This Journey for Justice, which involves other labor organizations, follows a December holiday toy drive benefitting children of the locked-out workers.
Beginning with a solidarity rally in Fargo Feb. 22, the Journey for Justice will make stops in Illinois, Indiana, Iowa, Minnesota and Ohio.
Cooper Tire & Rubber locked out more than 1,000 workers at its Findlay, Ohio, plant just after Thanksgiving, while American Crystal Sugar locked out some 1,300 of its workers at seven facilities more than six months ago, refusing to negotiate.
Journey for Justice leaders are using social media – Twitter and Facebook – to help publicize the effort on behalf of the locked-out workers, which is expected to add to the collection of non-perishable foods for their families.
“These anti-union employers think nothing of treating their workers as nothing more valuable than a used No. 2 pencils, to be discarded at will,” said UTU Alternate National Legislative Director John Risch, who formerly was state legislative director in North Dakota.
Said Minnesota State Legislative Director Phil Qualy: “These loyal and productive workers — our union brothers and sisters — have been locked out of their life-long jobs through no fault of their own.

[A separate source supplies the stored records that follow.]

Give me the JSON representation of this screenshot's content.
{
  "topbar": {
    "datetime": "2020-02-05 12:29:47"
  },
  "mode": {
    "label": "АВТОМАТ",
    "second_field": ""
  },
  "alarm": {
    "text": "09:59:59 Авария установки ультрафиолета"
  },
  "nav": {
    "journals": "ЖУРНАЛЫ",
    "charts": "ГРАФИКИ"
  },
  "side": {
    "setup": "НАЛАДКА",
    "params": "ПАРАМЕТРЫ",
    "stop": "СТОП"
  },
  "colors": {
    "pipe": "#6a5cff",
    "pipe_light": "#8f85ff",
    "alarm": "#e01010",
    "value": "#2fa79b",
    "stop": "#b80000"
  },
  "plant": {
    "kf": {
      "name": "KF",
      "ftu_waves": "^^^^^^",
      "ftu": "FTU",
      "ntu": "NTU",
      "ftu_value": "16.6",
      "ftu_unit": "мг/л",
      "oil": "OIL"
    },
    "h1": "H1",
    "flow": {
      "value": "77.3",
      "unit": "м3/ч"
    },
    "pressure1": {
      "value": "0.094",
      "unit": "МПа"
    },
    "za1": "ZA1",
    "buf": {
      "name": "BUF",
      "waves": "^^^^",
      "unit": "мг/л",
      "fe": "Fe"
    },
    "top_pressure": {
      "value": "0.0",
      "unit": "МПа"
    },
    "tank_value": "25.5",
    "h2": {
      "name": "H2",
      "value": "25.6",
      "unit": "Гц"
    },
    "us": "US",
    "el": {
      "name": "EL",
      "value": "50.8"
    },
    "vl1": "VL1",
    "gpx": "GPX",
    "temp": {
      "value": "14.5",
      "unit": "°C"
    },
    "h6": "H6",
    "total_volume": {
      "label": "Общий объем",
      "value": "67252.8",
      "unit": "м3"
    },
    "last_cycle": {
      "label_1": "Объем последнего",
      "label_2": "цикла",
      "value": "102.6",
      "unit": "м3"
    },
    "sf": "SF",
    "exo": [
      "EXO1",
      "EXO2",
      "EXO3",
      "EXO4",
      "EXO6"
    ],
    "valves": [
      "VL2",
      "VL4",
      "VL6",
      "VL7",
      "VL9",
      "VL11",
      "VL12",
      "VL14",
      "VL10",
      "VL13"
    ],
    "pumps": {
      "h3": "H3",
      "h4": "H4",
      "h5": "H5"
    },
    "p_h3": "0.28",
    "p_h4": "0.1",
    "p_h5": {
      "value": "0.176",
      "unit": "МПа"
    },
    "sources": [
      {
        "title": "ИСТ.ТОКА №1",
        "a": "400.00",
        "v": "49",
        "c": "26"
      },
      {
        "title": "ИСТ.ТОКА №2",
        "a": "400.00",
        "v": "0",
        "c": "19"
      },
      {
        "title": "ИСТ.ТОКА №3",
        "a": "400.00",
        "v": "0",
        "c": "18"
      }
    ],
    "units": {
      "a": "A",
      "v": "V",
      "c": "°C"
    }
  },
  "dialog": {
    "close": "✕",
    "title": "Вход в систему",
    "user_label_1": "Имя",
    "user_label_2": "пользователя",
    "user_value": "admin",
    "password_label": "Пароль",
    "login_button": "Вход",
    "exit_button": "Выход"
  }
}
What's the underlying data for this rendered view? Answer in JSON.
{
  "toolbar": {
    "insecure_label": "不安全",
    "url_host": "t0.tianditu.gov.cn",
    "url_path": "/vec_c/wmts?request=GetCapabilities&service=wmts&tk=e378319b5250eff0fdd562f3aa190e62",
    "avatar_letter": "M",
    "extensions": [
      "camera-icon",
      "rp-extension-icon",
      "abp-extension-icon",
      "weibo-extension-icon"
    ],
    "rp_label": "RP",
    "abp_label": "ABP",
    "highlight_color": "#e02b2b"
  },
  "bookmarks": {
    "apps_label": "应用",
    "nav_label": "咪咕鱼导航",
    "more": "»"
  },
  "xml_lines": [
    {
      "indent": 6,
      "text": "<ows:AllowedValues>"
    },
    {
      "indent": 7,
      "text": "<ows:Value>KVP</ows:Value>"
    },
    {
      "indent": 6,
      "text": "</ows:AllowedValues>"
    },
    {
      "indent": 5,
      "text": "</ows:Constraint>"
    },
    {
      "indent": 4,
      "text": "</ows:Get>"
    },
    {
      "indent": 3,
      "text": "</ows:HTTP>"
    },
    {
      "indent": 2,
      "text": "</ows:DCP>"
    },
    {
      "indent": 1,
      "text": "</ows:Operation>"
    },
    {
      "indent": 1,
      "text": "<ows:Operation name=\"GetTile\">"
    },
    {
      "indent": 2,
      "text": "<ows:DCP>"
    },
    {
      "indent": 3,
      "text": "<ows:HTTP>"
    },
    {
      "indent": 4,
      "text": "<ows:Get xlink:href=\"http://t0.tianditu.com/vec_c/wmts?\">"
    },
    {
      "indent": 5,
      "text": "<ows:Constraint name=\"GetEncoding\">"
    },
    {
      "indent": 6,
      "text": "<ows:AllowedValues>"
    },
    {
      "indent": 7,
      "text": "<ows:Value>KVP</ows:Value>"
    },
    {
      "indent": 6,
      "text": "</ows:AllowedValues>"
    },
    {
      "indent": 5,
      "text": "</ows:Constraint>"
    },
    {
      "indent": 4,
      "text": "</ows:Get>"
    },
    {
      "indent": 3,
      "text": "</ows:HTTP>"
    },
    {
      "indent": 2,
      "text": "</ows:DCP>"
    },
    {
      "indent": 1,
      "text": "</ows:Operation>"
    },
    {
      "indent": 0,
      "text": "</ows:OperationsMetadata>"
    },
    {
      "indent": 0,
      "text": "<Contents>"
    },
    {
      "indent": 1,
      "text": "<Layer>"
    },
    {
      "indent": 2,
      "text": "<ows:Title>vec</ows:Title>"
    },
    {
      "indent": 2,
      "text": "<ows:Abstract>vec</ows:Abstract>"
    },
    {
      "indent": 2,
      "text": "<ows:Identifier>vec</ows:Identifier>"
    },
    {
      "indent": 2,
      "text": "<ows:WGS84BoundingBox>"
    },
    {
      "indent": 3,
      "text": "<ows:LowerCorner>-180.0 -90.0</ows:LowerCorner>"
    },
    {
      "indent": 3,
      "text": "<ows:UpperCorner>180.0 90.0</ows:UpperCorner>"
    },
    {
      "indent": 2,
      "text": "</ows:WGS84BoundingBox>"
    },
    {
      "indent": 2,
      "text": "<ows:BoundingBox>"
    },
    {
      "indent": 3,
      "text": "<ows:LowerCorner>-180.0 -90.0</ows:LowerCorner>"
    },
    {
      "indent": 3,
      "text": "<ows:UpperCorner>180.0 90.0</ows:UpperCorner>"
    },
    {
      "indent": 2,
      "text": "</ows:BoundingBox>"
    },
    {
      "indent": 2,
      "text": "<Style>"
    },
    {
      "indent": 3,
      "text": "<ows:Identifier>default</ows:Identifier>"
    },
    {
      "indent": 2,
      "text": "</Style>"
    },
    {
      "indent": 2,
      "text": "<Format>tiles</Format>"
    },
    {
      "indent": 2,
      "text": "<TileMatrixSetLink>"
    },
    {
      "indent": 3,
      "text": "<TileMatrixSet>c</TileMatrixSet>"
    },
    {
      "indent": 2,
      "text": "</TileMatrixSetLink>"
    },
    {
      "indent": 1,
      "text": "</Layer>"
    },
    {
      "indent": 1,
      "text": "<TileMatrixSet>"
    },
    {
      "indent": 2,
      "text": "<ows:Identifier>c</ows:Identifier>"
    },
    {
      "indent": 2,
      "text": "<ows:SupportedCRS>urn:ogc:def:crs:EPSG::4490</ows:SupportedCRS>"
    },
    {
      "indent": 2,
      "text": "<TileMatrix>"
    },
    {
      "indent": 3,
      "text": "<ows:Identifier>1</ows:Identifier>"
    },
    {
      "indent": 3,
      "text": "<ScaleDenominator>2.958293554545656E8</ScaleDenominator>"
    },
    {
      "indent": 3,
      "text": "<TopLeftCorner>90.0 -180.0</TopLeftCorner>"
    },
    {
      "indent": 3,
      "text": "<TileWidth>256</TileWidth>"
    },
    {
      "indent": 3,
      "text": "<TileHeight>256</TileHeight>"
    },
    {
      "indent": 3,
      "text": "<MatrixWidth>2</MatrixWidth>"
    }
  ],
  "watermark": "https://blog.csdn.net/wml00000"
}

As fellow middle-class Americans and trade unionists, their plight is our plight and they need and deserve our help.”